[Web page and app entries]

== Segment start ==

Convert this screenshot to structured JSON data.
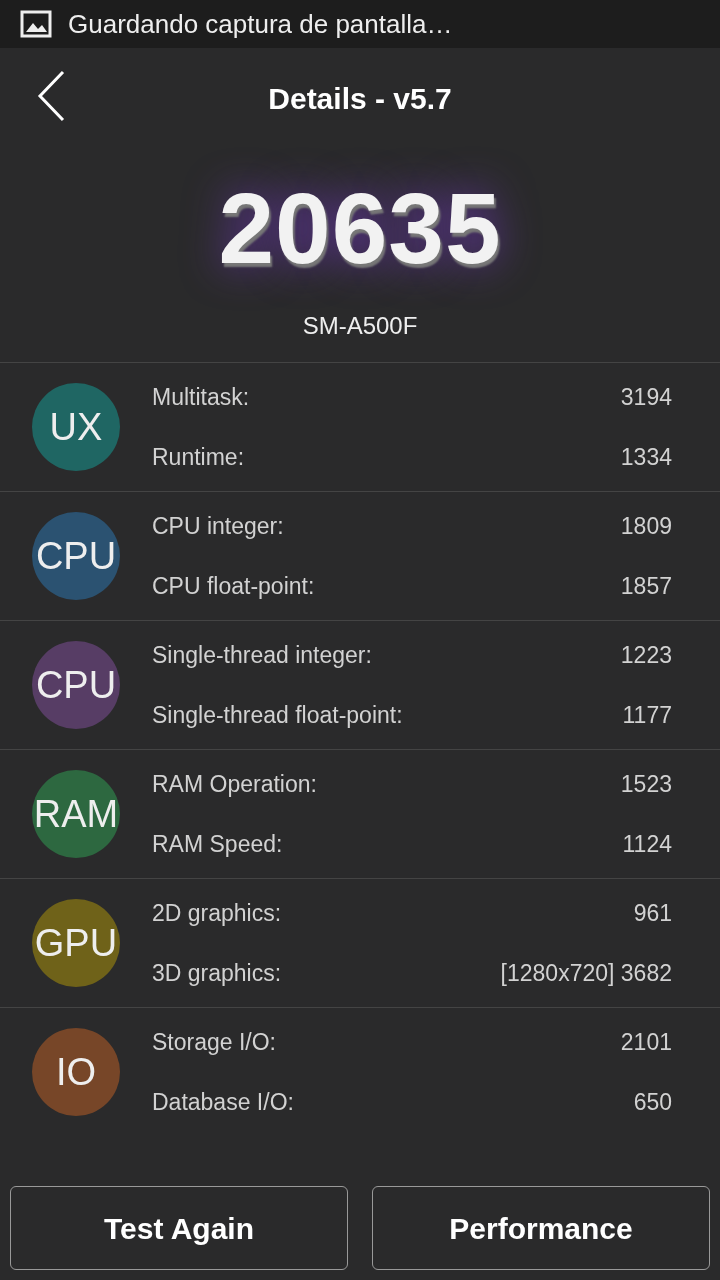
{
  "status_bar": {
    "notification": "Guardando captura de pantalla…"
  },
  "header": {
    "title": "Details - v5.7"
  },
  "score": {
    "value": "20635",
    "device": "SM-A500F"
  },
  "sections": [
    {
      "badge": "UX",
      "color": "#1f6663",
      "rows": [
        {
          "label": "Multitask:",
          "value": "3194"
        },
        {
          "label": "Runtime:",
          "value": "1334"
        }
      ]
    },
    {
      "badge": "CPU",
      "color": "#2b5271",
      "rows": [
        {
          "label": "CPU integer:",
          "value": "1809"
        },
        {
          "label": "CPU float-point:",
          "value": "1857"
        }
      ]
    },
    {
      "badge": "CPU",
      "color": "#573d65",
      "rows": [
        {
          "label": "Single-thread integer:",
          "value": "1223"
        },
        {
          "label": "Single-thread float-point:",
          "value": "1177"
        }
      ]
    },
    {
      "badge": "RAM",
      "color": "#2d6840",
      "rows": [
        {
          "label": "RAM Operation:",
          "value": "1523"
        },
        {
          "label": "RAM Speed:",
          "value": "1124"
        }
      ]
    },
    {
      "badge": "GPU",
      "color": "#6f6219",
      "rows": [
        {
          "label": "2D graphics:",
          "value": "961"
        },
        {
          "label": "3D graphics:",
          "value": "[1280x720] 3682"
        }
      ]
    },
    {
      "badge": "IO",
      "color": "#774628",
      "rows": [
        {
          "label": "Storage I/O:",
          "value": "2101"
        },
        {
          "label": "Database I/O:",
          "value": "650"
        }
      ]
    }
  ],
  "buttons": [
    "Test Again",
    "Performance"
  ]
}
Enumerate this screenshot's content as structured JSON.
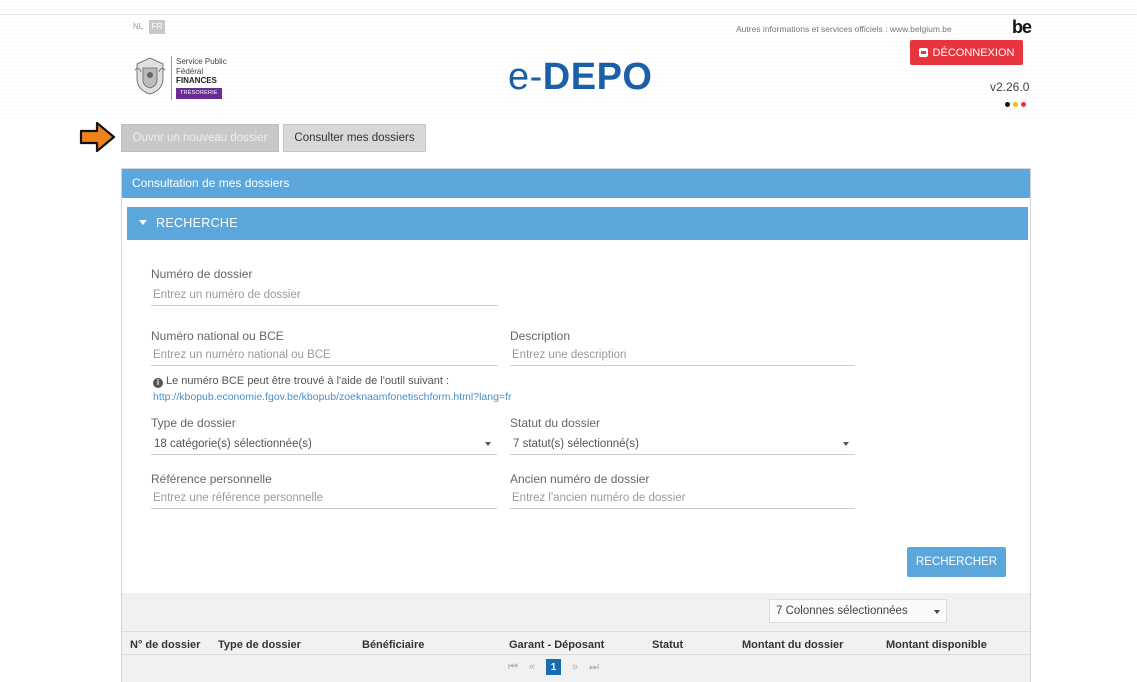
{
  "header": {
    "lang_nl": "NL",
    "lang_fr": "FR",
    "other_info": "Autres informations et services officiels : www.belgium.be",
    "be_logo": "be",
    "logout_label": "DÉCONNEXION",
    "version": "v2.26.0",
    "flag_colors": [
      "#111111",
      "#f2c200",
      "#e8343e"
    ]
  },
  "org": {
    "line1": "Service Public",
    "line2": "Fédéral",
    "line3": "FINANCES",
    "badge": "TRÉSORERIE"
  },
  "app_title": {
    "prefix": "e-",
    "main": "DEPO"
  },
  "nav": {
    "new_dossier": "Ouvrir un nouveau dossier",
    "consult_dossiers": "Consulter mes dossiers"
  },
  "panel": {
    "title": "Consultation de mes dossiers",
    "search_title": "RECHERCHE"
  },
  "form": {
    "numero_dossier": {
      "label": "Numéro de dossier",
      "placeholder": "Entrez un numéro de dossier"
    },
    "numero_national": {
      "label": "Numéro national ou BCE",
      "placeholder": "Entrez un numéro national ou BCE"
    },
    "description": {
      "label": "Description",
      "placeholder": "Entrez une description"
    },
    "bce_info": "Le numéro BCE peut être trouvé à l'aide de l'outil suivant :",
    "bce_link": "http://kbopub.economie.fgov.be/kbopub/zoeknaamfonetischform.html?lang=fr",
    "type_dossier": {
      "label": "Type de dossier",
      "value": "18 catégorie(s) sélectionnée(s)"
    },
    "statut_dossier": {
      "label": "Statut du dossier",
      "value": "7 statut(s) sélectionné(s)"
    },
    "reference": {
      "label": "Référence personnelle",
      "placeholder": "Entrez une référence personnelle"
    },
    "ancien_numero": {
      "label": "Ancien numéro de dossier",
      "placeholder": "Entrez l'ancien numéro de dossier"
    },
    "search_button": "RECHERCHER"
  },
  "table": {
    "columns_select": "7 Colonnes sélectionnées",
    "headers": [
      "N° de dossier",
      "Type de dossier",
      "Bénéficiaire",
      "Garant - Déposant",
      "Statut",
      "Montant du dossier",
      "Montant disponible"
    ],
    "pager": {
      "first": "⏮",
      "prev": "«",
      "current": "1",
      "next": "»",
      "last": "⏭"
    }
  },
  "colors": {
    "accent_blue": "#5ba7dc",
    "title_blue": "#1b5fa6",
    "logout_red": "#e8343e",
    "arrow_orange": "#f0821e"
  }
}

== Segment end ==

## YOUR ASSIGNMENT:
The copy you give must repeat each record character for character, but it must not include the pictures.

## ANSWER BOX:
Convert this screenshot to structured JSON data.
{
  "status_bar": {
    "notification": "Guardando captura de pantalla…"
  },
  "header": {
    "title": "Details - v5.7"
  },
  "score": {
    "value": "20635",
    "device": "SM-A500F"
  },
  "sections": [
    {
      "badge": "UX",
      "color": "#1f6663",
      "rows": [
        {
          "label": "Multitask:",
          "value": "3194"
        },
        {
          "label": "Runtime:",
          "value": "1334"
        }
      ]
    },
    {
      "badge": "CPU",
      "color": "#2b5271",
      "rows": [
        {
          "label": "CPU integer:",
          "value": "1809"
        },
        {
          "label": "CPU float-point:",
          "value": "1857"
        }
      ]
    },
    {
      "badge": "CPU",
      "color": "#573d65",
      "rows": [
        {
          "label": "Single-thread integer:",
          "value": "1223"
        },
        {
          "label": "Single-thread float-point:",
          "value": "1177"
        }
      ]
    },
    {
      "badge": "RAM",
      "color": "#2d6840",
      "rows": [
        {
          "label": "RAM Operation:",
          "value": "1523"
        },
        {
          "label": "RAM Speed:",
          "value": "1124"
        }
      ]
    },
    {
      "badge": "GPU",
      "color": "#6f6219",
      "rows": [
        {
          "label": "2D graphics:",
          "value": "961"
        },
        {
          "label": "3D graphics:",
          "value": "[1280x720] 3682"
        }
      ]
    },
    {
      "badge": "IO",
      "color": "#774628",
      "rows": [
        {
          "label": "Storage I/O:",
          "value": "2101"
        },
        {
          "label": "Database I/O:",
          "value": "650"
        }
      ]
    }
  ],
  "buttons": [
    "Test Again",
    "Performance"
  ]
}
Enumerate this screenshot's content as structured JSON.
{
  "header": {
    "lang_nl": "NL",
    "lang_fr": "FR",
    "other_info": "Autres informations et services officiels : www.belgium.be",
    "be_logo": "be",
    "logout_label": "DÉCONNEXION",
    "version": "v2.26.0",
    "flag_colors": [
      "#111111",
      "#f2c200",
      "#e8343e"
    ]
  },
  "org": {
    "line1": "Service Public",
    "line2": "Fédéral",
    "line3": "FINANCES",
    "badge": "TRÉSORERIE"
  },
  "app_title": {
    "prefix": "e-",
    "main": "DEPO"
  },
  "nav": {
    "new_dossier": "Ouvrir un nouveau dossier",
    "consult_dossiers": "Consulter mes dossiers"
  },
  "panel": {
    "title": "Consultation de mes dossiers",
    "search_title": "RECHERCHE"
  },
  "form": {
    "numero_dossier": {
      "label": "Numéro de dossier",
      "placeholder": "Entrez un numéro de dossier"
    },
    "numero_national": {
      "label": "Numéro national ou BCE",
      "placeholder": "Entrez un numéro national ou BCE"
    },
    "description": {
      "label": "Description",
      "placeholder": "Entrez une description"
    },
    "bce_info": "Le numéro BCE peut être trouvé à l'aide de l'outil suivant :",
    "bce_link": "http://kbopub.economie.fgov.be/kbopub/zoeknaamfonetischform.html?lang=fr",
    "type_dossier": {
      "label": "Type de dossier",
      "value": "18 catégorie(s) sélectionnée(s)"
    },
    "statut_dossier": {
      "label": "Statut du dossier",
      "value": "7 statut(s) sélectionné(s)"
    },
    "reference": {
      "label": "Référence personnelle",
      "placeholder": "Entrez une référence personnelle"
    },
    "ancien_numero": {
      "label": "Ancien numéro de dossier",
      "placeholder": "Entrez l'ancien numéro de dossier"
    },
    "search_button": "RECHERCHER"
  },
  "table": {
    "columns_select": "7 Colonnes sélectionnées",
    "headers": [
      "N° de dossier",
      "Type de dossier",
      "Bénéficiaire",
      "Garant - Déposant",
      "Statut",
      "Montant du dossier",
      "Montant disponible"
    ],
    "pager": {
      "first": "⏮",
      "prev": "«",
      "current": "1",
      "next": "»",
      "last": "⏭"
    }
  },
  "colors": {
    "accent_blue": "#5ba7dc",
    "title_blue": "#1b5fa6",
    "logout_red": "#e8343e",
    "arrow_orange": "#f0821e"
  }
}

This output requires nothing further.